IBC 2018 Reflections: Steve Miller-Jones breaks down Limelight Realtime Streaming as company shines with latency in the spotlight
Look anywhere in the many halls of this year’s IBC Show, and one of the most pressing issues being addressed in the future of live media viewing experiences – particularly in sports – was latency. That delay (or, ideally, lack thereof!) between delivery to various devices across the consumer landscape was the talk of the town, and few (if any) shown brighter under that microscope than Limelight Networks.
The company received numerous awards – including a IABM BaM Award and a TVBEurope Best of Show – for its new Limelight Realtime Streaming solution, which debuted for the first time in Amsterdam. According to Limelight, it’s the industry’s first globally scalable, sub-second live-video-streaming solution that leverages the industry-standard WebRTC format, which, in turn, helps natively support it in all traditional major web browsers.
“We’re seeing demand from the sporting industry and the gambling industries to deliver consistent sub-second latency across multiple devices,” says Steve Miller-Jones, Limelight Networks’ VP of Product Strategy. “We’re seeing demand from the sports industry to have some ability to address the latency between devices, as you don’t want to hear cheering in another room or to be spoiled by social media. Those kinds of latencies. We’ve developed a solution to address those issues and be, we believe, first to market with end-to-end solution for ingest, broad distribution, and at-scale delivery of a WebRTC format that, of course, then gives us sub-second latency, and it supports natively in many devices and many of the modern browsers today.”
Limelight Realtime Streaming is built around the idea of providing a service that can scale the delivery of WebRTC while still wrapping it around all of the features expected from a high-end CDN; things like multi-ingest, primary and backup ingest, streaming security and authentication, multi-bitrate and AVR output, geographic restrictions, and more.
It’s that added layer of extremely low latency with the flexibility of the WebRTC format that Miller-Jones believes opens the door for exciting digital-sports experiences to come in the very near future.
“The WebRTC format also supports the concept of shared data object in the stream, which opens up all of the use cases for interaction during streaming events, interaction with the client back to the service layers behind it for betting, social media tracking, and ad overlays,” he says. “We feel the real-time part of the product is very exciting, but what the format presents to the industry is a really good platform to begin developing these rich and immersive experiences with true integration going on.”
The connection to sports betting, which is legal in most of Europe and was recently opened up for legalization across the United States, is a logical one. In fact, Limelight already has the sports data experts Sportradar on board as a client of the new service.
Already one of the top CDN providers in the world, Limelight Networks has truly positioned itself as a leader in the battle against latency over the past year. Back at the NAB Show, the company began pushing a new WebRTC-based live streaming solution that would grow to become Limelight Realtime Streaming. The company published an intriguing white paper tackling the issue of latency in real-time streaming over the summer. It’s also already become a trusted partner of one of the biggest direct-to-consumer sports-streaming services, DAZN. Limelight solutions were utilized to broadcast, for example, J. League soccer from Japan to the rest of the globe.

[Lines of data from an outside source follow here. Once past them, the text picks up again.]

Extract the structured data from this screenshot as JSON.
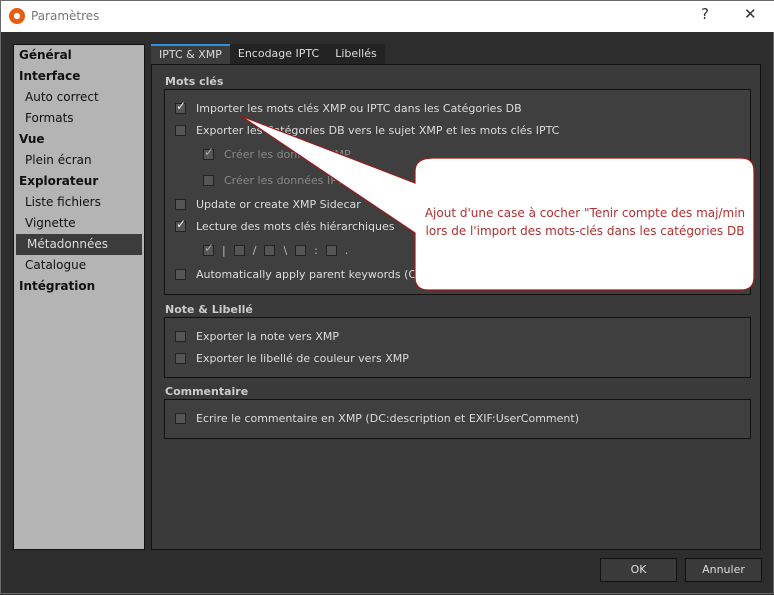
{
  "window": {
    "title": "Paramètres",
    "help": "?",
    "close": "✕"
  },
  "sidebar": {
    "items": [
      {
        "label": "Général",
        "type": "cat"
      },
      {
        "label": "Interface",
        "type": "cat"
      },
      {
        "label": "Auto correct",
        "type": "sub"
      },
      {
        "label": "Formats",
        "type": "sub"
      },
      {
        "label": "Vue",
        "type": "cat"
      },
      {
        "label": "Plein écran",
        "type": "sub"
      },
      {
        "label": "Explorateur",
        "type": "cat"
      },
      {
        "label": "Liste fichiers",
        "type": "sub"
      },
      {
        "label": "Vignette",
        "type": "sub"
      },
      {
        "label": "Métadonnées",
        "type": "sub",
        "selected": true
      },
      {
        "label": "Catalogue",
        "type": "sub"
      },
      {
        "label": "Intégration",
        "type": "cat"
      }
    ]
  },
  "tabs": [
    "IPTC & XMP",
    "Encodage IPTC",
    "Libellés"
  ],
  "groups": {
    "mots_cles": {
      "label": "Mots clés",
      "items": [
        "Importer les mots clés XMP ou IPTC dans les Catégories DB",
        "Exporter les Catégories DB vers le sujet XMP et les mots clés IPTC",
        "Créer les données XMP",
        "Créer les données IPTC",
        "Update or create XMP Sidecar",
        "Lecture des mots clés hiérarchiques",
        "Automatically apply parent keywords (Ctrl+click to ignore)"
      ],
      "separators": [
        "|",
        "/",
        "\\",
        ":",
        "."
      ]
    },
    "note": {
      "label": "Note & Libellé",
      "items": [
        "Exporter la note vers XMP",
        "Exporter le libellé de couleur vers XMP"
      ]
    },
    "commentaire": {
      "label": "Commentaire",
      "items": [
        "Ecrire le commentaire en XMP (DC:description et EXIF:UserComment)"
      ]
    }
  },
  "buttons": {
    "ok": "OK",
    "cancel": "Annuler"
  },
  "callout": {
    "line1": "Ajout d'une case à cocher \"Tenir compte des maj/min",
    "line2": "lors de l'import des mots-clés dans les catégories DB"
  }
}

“We’ve had to watch the market to produce that continuum or different options for latency,” says Miller-Jones. “It’s been a constant talking point this year.”
Miller-Jones, who was elevated to his current post earlier this year, is excited at the position that Limelight has put itself in moving forward as streaming becomes a bigger and bigger part of the consumer’s media behavior. Looking ahead, he outlined to SVG that, as a private network, it’s important for Limelight to consider taking advantage of the compute capacity, networking capacity, and distribution capabilities that they possess to “enable elastic and horizontal scaling of services and to deploy those locations further toward the network edge; the ISP consumer edge for consumption or for processing.”
“I think a really key part of the equation, alongside broad scale and scope of distribution,” he continues, “is how do we continue to offer a platform-based service that can be customized enough for individual customers’ needs, rather than us thinking ‘what’s the key feature set of our product?’”